The injectable schizophrenia drug Zyprexa Relprevv may be associated with two patient deaths; however, the Food and Drug Administration (FDA) says it does not find the evidence compelling enough to make any changes to the current prescribing or use of the injection at this time. The recommendation comes after an FDA review of a study undertaken to determine the cause of elevated levels of the medication in two patients who died after receiving injections of the medication. The agency said it was unable to exclude the possibility that the deaths were caused by rapid, but delayed, entry of the drug into ... Read More
Olympus, makers of the specialized endoscopes called duodenoscopes targeted by lawsuits tied to the superbug outbreak at UCLA Ronald Reagan Medical Center, has issued new manual reprocessing instructions for medical facilities charged with cleaning and disinfecting the duodenoscopes in an effort to curb the number of patient-to-patient infections caused by the devices. The new, validated manual reprocessing instructions are specifically for the TJF-Q180V duodenoscope and are designed to replace those provided in the original labeling. The Food and Drug Administration (FDA) has reviewed the new reprocessing instructions and validated data as part of its ongoing review of the device. Any facilities using ... Read More
Statin drugs, such as the widely prescribed Lipitor, has been shown to effectively lower cholesterol levels and protect against cardiovascular events, but the drugs may also drive down the amount of testosterone in men’s blood, leaving them with symptoms such as low libido. Statins are among the most commonly prescribed drugs in the world, but statin side effects have been called into question. As mentioned earlier, studies show statins can reduce testosterone levels, which may lead some men to seek testosterone treatment. However, testosterone drugs can increase cardiovascular risk – the very problem statins aim to fix. Statins can also ... Read More
Children and adolescents beginning treatment with second-generation antipsychotics rarely undergo metabolic screening despite the American Diabetes Association (ADA) recommending it as early as 2004, according to a new study. Second-generation antipsychotics, such as the widely prescribed Risperdal, can increase blood sugar levels and put users at risk for type 2 diabetes. This is a particular concern with children and adolescents because diabetes is a chronic condition that requires lifelong management. The ADA issued the guidelines along with the American Psychiatric Association, the American Association of Clinical Endocrinologists, and the North American Association for the Study of Obesity. They recommended that ... Read More

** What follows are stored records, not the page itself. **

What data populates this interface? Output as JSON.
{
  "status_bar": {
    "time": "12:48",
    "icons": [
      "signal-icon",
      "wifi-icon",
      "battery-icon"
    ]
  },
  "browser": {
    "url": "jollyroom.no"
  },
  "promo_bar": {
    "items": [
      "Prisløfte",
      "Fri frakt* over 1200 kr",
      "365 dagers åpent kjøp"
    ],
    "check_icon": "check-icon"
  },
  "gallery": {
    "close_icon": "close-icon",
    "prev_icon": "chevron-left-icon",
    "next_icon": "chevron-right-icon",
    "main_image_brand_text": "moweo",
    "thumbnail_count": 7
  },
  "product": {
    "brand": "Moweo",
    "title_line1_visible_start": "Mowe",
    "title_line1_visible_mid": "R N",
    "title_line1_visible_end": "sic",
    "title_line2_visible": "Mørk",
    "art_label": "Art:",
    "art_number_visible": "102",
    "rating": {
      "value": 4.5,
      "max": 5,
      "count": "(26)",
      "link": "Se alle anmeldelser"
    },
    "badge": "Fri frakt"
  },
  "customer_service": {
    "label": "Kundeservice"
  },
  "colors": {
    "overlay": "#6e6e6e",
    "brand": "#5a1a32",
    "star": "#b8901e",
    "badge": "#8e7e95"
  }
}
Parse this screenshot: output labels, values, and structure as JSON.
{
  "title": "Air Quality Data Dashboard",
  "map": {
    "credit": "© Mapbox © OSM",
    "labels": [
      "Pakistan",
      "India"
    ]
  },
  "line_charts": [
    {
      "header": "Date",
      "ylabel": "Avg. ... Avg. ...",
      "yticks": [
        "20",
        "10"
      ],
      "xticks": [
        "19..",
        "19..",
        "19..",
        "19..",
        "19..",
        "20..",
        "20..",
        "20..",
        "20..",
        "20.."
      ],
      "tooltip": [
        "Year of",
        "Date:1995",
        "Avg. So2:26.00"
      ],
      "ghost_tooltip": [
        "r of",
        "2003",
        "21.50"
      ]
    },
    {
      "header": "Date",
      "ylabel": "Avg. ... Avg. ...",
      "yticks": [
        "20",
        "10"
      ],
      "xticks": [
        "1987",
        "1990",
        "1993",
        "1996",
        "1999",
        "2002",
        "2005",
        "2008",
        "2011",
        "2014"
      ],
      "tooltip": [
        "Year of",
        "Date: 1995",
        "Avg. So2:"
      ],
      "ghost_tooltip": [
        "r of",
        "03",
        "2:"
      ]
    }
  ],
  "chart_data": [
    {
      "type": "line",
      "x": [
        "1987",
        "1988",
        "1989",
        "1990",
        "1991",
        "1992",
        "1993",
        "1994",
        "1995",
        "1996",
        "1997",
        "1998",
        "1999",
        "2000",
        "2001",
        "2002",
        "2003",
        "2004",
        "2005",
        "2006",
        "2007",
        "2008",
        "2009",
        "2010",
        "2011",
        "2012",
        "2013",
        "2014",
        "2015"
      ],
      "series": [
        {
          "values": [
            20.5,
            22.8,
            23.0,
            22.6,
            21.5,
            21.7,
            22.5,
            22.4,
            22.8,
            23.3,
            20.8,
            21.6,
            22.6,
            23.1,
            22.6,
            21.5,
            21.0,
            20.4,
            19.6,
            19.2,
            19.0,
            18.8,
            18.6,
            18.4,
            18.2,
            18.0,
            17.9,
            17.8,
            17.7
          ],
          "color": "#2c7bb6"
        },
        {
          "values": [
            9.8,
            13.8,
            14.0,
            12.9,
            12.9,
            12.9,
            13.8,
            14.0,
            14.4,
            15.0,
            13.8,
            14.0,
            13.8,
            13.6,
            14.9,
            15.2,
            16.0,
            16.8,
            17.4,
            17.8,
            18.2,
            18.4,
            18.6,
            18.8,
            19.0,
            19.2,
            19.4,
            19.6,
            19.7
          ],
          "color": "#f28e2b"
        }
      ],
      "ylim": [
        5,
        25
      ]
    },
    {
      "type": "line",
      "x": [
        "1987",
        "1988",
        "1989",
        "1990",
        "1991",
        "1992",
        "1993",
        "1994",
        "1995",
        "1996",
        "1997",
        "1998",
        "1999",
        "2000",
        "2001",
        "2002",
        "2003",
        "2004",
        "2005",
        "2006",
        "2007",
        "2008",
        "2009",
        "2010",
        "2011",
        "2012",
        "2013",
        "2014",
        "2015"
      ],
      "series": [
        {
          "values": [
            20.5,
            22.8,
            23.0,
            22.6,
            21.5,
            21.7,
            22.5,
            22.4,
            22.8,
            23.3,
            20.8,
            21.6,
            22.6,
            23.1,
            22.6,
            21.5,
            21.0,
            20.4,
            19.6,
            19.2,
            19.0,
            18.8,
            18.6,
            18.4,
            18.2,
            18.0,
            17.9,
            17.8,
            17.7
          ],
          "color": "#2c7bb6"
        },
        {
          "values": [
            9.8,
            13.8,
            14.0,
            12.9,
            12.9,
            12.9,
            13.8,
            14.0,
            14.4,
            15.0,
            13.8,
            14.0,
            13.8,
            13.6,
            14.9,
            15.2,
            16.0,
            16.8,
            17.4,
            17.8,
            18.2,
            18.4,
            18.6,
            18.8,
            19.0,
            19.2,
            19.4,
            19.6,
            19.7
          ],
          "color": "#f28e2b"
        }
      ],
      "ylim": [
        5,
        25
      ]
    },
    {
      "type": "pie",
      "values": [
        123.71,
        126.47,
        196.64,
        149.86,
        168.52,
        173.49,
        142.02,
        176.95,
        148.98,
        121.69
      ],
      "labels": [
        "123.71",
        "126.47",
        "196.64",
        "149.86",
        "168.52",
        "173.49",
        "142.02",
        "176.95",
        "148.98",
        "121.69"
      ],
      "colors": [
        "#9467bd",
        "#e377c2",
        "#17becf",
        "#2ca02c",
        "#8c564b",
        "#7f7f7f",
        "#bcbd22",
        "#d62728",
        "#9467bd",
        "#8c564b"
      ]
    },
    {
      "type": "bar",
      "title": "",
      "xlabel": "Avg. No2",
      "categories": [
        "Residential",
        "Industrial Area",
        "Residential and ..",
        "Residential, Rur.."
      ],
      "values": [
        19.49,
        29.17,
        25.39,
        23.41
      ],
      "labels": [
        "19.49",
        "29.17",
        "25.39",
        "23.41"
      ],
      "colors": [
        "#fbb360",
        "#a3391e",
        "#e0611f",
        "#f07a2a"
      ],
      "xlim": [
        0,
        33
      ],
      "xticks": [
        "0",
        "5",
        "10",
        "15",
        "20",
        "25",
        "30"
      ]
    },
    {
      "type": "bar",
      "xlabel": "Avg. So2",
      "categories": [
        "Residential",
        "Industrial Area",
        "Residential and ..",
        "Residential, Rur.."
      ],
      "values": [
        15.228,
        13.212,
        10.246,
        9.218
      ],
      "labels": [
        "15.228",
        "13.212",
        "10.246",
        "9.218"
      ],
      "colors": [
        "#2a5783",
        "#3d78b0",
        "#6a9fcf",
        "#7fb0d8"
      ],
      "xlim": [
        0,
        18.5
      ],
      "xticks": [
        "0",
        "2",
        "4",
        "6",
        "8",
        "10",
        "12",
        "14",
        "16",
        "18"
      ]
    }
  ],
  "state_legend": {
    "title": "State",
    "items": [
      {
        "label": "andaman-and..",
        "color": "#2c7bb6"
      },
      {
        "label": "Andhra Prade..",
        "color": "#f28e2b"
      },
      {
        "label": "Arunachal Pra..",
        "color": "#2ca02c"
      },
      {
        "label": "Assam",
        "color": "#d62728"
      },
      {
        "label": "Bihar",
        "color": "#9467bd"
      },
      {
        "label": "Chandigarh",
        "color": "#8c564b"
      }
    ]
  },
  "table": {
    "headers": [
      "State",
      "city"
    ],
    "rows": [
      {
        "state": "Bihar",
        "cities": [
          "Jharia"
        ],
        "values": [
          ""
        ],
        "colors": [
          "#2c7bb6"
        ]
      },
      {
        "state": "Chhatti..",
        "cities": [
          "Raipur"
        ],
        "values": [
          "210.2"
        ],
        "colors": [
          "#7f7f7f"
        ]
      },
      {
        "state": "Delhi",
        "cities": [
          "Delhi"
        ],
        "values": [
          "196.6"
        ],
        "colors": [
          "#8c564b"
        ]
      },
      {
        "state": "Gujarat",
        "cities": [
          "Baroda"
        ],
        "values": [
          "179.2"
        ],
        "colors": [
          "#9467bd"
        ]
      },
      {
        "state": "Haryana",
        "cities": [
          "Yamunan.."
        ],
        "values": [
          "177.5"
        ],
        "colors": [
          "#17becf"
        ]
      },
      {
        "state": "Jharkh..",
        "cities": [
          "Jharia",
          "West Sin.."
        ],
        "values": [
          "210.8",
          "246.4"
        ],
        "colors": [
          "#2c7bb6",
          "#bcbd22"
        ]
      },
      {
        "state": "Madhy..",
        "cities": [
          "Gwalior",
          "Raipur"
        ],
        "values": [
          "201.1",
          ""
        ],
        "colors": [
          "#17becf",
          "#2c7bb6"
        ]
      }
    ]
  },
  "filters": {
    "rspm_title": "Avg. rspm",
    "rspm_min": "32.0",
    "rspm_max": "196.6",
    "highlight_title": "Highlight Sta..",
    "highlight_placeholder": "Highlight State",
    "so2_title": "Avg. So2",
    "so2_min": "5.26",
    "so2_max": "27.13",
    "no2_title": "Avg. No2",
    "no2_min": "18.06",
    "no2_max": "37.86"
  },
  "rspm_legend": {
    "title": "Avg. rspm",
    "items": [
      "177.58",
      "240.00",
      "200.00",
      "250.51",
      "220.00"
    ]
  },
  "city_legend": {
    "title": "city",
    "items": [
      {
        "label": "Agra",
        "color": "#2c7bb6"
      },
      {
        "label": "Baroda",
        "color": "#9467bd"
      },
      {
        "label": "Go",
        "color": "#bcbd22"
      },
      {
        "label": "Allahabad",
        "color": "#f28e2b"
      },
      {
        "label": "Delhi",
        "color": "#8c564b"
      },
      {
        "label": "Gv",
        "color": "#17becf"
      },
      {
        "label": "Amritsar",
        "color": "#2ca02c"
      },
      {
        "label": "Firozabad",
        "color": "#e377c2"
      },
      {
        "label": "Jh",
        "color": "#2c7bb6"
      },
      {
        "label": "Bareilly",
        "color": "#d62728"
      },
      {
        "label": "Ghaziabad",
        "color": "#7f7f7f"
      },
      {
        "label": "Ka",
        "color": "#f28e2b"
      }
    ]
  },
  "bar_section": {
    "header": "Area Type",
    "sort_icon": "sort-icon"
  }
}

The mechanism that allows the drug Viagra to improve erectile dysfunction may also provide other benefits as well as risks, a new study has found. Viagra, which contains the active ingredient sildenafil, was found in animal studies to relieve nerve damage caused by diabetes. The condition, known as diabetic peripheral neuropathy, is a common but life threatening health complication in diabetic patients, and in some cases leads to amputation. A new study published online in the Public Library of Science journal PLOS ONE supports earlier studies that show Viagra may ease nerve pain by improving blood supply to the sciatic nerve. ... Read More